The draft Personal Data Protection Bill, 2018 is in its final stage and is expected to be tabled in Parliament in June, after which it could become a law
The long-awaited Bill regulates the processing of personal data of individuals by government and private entities incorporated in India and abroad
New Delhi: Even as protecting privacy of citizens remains core concern of the draft Personal Data Protection Bill, 2018, the government would ensure that it does not become an 'unintended barrier' to India’s growth in digital economy, said a senior government official, here on Monday.
“The core focus of the bill is on the individual and how to protect his or her privacy based on consent. Anything else is either irrelevant or irreplaceable," said Gopalakrishnan S, Joint Secretary, Ministry of Electronics and Information Technology, while delivering a special lecture at the conference on ‘Future of the Digital Economy’, organized by Indian Council for Research on International Economic Relations (ICRIER), here on Monday.
Drafted amidst concerns over lack of a valid data privacy and protection law in the country of 1.32 billion, the Bill, however, came under criticism from other stakeholders, including companies who argued that the it could kill innovation in big-data and prove detrimental to the digital economy.
However, Gopalakrishnan, who was part of the Committee of Experts involved in developing a data protection framework for India, highlighted that the Bill would also ensure that it does not impact efforts to crunch big-data.
“The goal is to achieve a harmonious balance between the two. Countries from across the world are coming to do business in India and vice versa. If too many speed breakers are put in place, it would make difficult to extract data. The Bill should not become an unintended barrier and end up adding to the cost and cumbersome of doing business in India," he said.
The long-awaited Bill regulates the processing of personal data of individuals by government and private entities incorporated in India and abroad. It requires setting up of a National Data Protection Authority (PDA) to supervise and regulate data fiduciaries.
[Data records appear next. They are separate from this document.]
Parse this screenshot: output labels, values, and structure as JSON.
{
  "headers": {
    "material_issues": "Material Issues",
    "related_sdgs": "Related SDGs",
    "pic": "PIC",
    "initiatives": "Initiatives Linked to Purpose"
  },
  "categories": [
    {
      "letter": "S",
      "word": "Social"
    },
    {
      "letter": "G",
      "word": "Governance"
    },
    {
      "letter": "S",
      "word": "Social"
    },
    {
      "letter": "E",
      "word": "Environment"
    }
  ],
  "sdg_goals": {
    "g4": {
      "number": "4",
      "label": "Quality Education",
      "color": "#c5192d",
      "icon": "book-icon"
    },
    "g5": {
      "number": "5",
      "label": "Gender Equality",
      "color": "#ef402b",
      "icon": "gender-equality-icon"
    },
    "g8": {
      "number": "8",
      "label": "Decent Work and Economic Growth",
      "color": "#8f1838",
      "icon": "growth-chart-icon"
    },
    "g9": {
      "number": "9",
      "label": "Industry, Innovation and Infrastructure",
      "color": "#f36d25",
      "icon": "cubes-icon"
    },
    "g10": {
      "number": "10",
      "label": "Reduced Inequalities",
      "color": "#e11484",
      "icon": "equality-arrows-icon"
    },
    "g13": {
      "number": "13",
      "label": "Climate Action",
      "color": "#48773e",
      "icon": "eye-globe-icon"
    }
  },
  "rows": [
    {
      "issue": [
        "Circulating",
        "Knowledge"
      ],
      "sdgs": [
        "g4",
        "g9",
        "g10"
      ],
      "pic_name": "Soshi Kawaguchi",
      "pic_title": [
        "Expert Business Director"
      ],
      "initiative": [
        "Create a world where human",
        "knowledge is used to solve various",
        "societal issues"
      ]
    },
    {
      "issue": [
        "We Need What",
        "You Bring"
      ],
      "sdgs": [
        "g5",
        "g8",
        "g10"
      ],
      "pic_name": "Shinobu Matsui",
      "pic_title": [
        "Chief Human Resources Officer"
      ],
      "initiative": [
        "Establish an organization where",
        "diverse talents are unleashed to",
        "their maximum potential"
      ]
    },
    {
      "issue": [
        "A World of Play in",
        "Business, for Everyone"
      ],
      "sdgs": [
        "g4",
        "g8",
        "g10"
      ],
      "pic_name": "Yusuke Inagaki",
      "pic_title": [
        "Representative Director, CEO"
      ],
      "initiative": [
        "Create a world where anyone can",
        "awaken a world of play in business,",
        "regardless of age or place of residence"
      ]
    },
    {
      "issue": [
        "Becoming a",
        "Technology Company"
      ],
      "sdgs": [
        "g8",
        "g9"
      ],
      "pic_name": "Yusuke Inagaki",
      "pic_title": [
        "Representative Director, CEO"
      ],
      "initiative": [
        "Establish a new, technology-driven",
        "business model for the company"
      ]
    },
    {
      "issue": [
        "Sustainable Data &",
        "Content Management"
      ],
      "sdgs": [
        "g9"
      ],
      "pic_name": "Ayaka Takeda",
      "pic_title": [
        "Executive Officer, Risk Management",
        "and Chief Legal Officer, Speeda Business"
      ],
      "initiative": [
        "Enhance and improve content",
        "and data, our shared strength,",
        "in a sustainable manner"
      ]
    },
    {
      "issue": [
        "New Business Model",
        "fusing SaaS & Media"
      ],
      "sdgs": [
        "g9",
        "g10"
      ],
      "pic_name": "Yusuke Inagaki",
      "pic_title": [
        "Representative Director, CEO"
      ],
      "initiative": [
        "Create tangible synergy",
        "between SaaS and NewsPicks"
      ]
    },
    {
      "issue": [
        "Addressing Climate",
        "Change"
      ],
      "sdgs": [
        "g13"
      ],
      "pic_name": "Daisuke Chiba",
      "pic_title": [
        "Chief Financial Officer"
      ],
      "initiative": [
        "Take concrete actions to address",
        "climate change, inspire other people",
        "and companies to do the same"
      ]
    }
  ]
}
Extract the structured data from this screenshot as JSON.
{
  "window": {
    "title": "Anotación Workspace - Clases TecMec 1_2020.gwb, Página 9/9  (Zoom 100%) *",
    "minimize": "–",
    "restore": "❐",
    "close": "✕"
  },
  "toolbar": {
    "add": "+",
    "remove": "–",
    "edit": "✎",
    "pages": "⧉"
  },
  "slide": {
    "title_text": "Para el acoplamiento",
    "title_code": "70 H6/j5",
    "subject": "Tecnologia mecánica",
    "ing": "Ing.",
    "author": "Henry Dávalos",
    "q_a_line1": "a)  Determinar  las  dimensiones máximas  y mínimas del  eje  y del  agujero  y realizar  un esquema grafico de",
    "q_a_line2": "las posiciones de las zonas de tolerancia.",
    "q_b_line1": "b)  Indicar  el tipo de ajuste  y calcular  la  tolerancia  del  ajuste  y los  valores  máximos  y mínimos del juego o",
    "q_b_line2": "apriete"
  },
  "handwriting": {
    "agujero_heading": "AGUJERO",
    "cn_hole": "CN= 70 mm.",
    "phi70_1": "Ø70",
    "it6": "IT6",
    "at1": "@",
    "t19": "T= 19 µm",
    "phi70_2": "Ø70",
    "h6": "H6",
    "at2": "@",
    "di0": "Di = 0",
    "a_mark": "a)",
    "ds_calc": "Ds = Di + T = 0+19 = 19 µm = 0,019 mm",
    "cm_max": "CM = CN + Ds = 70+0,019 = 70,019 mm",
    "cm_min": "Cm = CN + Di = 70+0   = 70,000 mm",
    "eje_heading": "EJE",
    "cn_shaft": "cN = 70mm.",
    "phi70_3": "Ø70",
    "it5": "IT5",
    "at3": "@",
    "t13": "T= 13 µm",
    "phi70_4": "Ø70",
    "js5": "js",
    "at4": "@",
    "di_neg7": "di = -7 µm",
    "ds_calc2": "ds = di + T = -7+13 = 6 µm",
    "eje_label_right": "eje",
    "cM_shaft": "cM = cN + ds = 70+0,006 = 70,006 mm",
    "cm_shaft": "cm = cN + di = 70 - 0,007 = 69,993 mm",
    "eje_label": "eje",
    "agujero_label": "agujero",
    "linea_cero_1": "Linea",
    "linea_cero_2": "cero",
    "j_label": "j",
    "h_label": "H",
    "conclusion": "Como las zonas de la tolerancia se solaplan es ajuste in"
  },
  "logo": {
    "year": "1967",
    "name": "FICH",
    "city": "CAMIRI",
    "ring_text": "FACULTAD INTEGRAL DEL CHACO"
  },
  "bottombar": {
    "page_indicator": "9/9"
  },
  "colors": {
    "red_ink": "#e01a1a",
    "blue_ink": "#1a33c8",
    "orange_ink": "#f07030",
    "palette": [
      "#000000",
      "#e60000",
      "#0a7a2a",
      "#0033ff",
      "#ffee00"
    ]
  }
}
Addressing concerns over how the Bill would regulate the process of seeking consent to use one’s data, he said, “Lot needs to be done after the law comes into place. The consent should be in as many languages as possible and easy to comprehend and not like any other legal document. We could also look for a ‘consent dashboard’ where once can see where all his data is being used," he said.